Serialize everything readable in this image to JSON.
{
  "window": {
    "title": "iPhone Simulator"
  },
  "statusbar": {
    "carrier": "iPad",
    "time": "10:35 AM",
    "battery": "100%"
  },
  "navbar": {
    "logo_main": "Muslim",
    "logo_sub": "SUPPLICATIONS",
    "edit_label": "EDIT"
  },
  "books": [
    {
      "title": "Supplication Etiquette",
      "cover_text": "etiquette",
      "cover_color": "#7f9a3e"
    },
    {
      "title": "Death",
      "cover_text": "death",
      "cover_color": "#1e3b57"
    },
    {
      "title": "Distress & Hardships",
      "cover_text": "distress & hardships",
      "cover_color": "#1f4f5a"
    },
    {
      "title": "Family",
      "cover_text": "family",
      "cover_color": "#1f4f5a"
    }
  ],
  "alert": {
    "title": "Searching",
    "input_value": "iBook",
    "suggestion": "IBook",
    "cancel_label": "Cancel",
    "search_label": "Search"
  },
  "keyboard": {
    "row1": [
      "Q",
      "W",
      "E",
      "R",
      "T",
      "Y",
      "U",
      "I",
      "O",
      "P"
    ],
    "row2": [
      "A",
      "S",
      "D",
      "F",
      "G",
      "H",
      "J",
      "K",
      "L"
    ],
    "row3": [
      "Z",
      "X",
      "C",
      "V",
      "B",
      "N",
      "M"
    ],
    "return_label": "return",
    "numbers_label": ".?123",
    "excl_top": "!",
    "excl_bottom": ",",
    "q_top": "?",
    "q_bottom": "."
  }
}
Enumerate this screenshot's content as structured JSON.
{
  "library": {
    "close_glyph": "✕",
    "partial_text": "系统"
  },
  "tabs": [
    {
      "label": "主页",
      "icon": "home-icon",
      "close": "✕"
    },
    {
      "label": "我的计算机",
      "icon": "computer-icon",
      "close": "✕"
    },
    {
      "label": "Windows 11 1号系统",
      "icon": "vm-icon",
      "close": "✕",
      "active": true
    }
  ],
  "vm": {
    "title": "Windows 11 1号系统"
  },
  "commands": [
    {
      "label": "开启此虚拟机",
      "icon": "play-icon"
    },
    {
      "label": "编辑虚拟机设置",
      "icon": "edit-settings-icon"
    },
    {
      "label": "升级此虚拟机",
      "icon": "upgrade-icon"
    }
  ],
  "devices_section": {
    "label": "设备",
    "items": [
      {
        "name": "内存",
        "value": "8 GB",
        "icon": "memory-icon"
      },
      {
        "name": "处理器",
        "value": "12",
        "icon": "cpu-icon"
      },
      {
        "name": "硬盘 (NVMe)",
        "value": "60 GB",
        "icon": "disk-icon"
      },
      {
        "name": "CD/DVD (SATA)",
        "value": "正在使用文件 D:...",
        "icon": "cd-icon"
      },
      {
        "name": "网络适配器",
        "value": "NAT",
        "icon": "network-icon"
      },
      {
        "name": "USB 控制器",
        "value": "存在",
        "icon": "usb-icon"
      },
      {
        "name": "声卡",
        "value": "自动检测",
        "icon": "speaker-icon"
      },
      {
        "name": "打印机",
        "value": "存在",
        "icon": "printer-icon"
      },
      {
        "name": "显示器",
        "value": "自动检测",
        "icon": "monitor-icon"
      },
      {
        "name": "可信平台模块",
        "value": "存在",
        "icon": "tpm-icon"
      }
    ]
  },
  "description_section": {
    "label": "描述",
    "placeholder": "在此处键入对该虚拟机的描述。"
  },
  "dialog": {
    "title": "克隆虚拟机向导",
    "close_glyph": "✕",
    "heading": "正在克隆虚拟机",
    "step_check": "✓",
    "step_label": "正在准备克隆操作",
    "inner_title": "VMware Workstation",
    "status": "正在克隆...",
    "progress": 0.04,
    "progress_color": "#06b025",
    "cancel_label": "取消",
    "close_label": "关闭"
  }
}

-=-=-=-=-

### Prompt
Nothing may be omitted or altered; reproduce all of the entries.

### Response to the task
Serialize everything readable in this image to JSON.
{
  "window": {
    "title": "iPhone Simulator"
  },
  "statusbar": {
    "carrier": "iPad",
    "time": "10:35 AM",
    "battery": "100%"
  },
  "navbar": {
    "logo_main": "Muslim",
    "logo_sub": "SUPPLICATIONS",
    "edit_label": "EDIT"
  },
  "books": [
    {
      "title": "Supplication Etiquette",
      "cover_text": "etiquette",
      "cover_color": "#7f9a3e"
    },
    {
      "title": "Death",
      "cover_text": "death",
      "cover_color": "#1e3b57"
    },
    {
      "title": "Distress & Hardships",
      "cover_text": "distress & hardships",
      "cover_color": "#1f4f5a"
    },
    {
      "title": "Family",
      "cover_text": "family",
      "cover_color": "#1f4f5a"
    }
  ],
  "alert": {
    "title": "Searching",
    "input_value": "iBook",
    "suggestion": "IBook",
    "cancel_label": "Cancel",
    "search_label": "Search"
  },
  "keyboard": {
    "row1": [
      "Q",
      "W",
      "E",
      "R",
      "T",
      "Y",
      "U",
      "I",
      "O",
      "P"
    ],
    "row2": [
      "A",
      "S",
      "D",
      "F",
      "G",
      "H",
      "J",
      "K",
      "L"
    ],
    "row3": [
      "Z",
      "X",
      "C",
      "V",
      "B",
      "N",
      "M"
    ],
    "return_label": "return",
    "numbers_label": ".?123",
    "excl_top": "!",
    "excl_bottom": ",",
    "q_top": "?",
    "q_bottom": "."
  }
}
Enumerate this screenshot's content as structured JSON.
{
  "library": {
    "close_glyph": "✕",
    "partial_text": "系统"
  },
  "tabs": [
    {
      "label": "主页",
      "icon": "home-icon",
      "close": "✕"
    },
    {
      "label": "我的计算机",
      "icon": "computer-icon",
      "close": "✕"
    },
    {
      "label": "Windows 11 1号系统",
      "icon": "vm-icon",
      "close": "✕",
      "active": true
    }
  ],
  "vm": {
    "title": "Windows 11 1号系统"
  },
  "commands": [
    {
      "label": "开启此虚拟机",
      "icon": "play-icon"
    },
    {
      "label": "编辑虚拟机设置",
      "icon": "edit-settings-icon"
    },
    {
      "label": "升级此虚拟机",
      "icon": "upgrade-icon"
    }
  ],
  "devices_section": {
    "label": "设备",
    "items": [
      {
        "name": "内存",
        "value": "8 GB",
        "icon": "memory-icon"
      },
      {
        "name": "处理器",
        "value": "12",
        "icon": "cpu-icon"
      },
      {
        "name": "硬盘 (NVMe)",
        "value": "60 GB",
        "icon": "disk-icon"
      },
      {
        "name": "CD/DVD (SATA)",
        "value": "正在使用文件 D:...",
        "icon": "cd-icon"
      },
      {
        "name": "网络适配器",
        "value": "NAT",
        "icon": "network-icon"
      },
      {
        "name": "USB 控制器",
        "value": "存在",
        "icon": "usb-icon"
      },
      {
        "name": "声卡",
        "value": "自动检测",
        "icon": "speaker-icon"
      },
      {
        "name": "打印机",
        "value": "存在",
        "icon": "printer-icon"
      },
      {
        "name": "显示器",
        "value": "自动检测",
        "icon": "monitor-icon"
      },
      {
        "name": "可信平台模块",
        "value": "存在",
        "icon": "tpm-icon"
      }
    ]
  },
  "description_section": {
    "label": "描述",
    "placeholder": "在此处键入对该虚拟机的描述。"
  },
  "dialog": {
    "title": "克隆虚拟机向导",
    "close_glyph": "✕",
    "heading": "正在克隆虚拟机",
    "step_check": "✓",
    "step_label": "正在准备克隆操作",
    "inner_title": "VMware Workstation",
    "status": "正在克隆...",
    "progress": 0.04,
    "progress_color": "#06b025",
    "cancel_label": "取消",
    "close_label": "关闭"
  }
}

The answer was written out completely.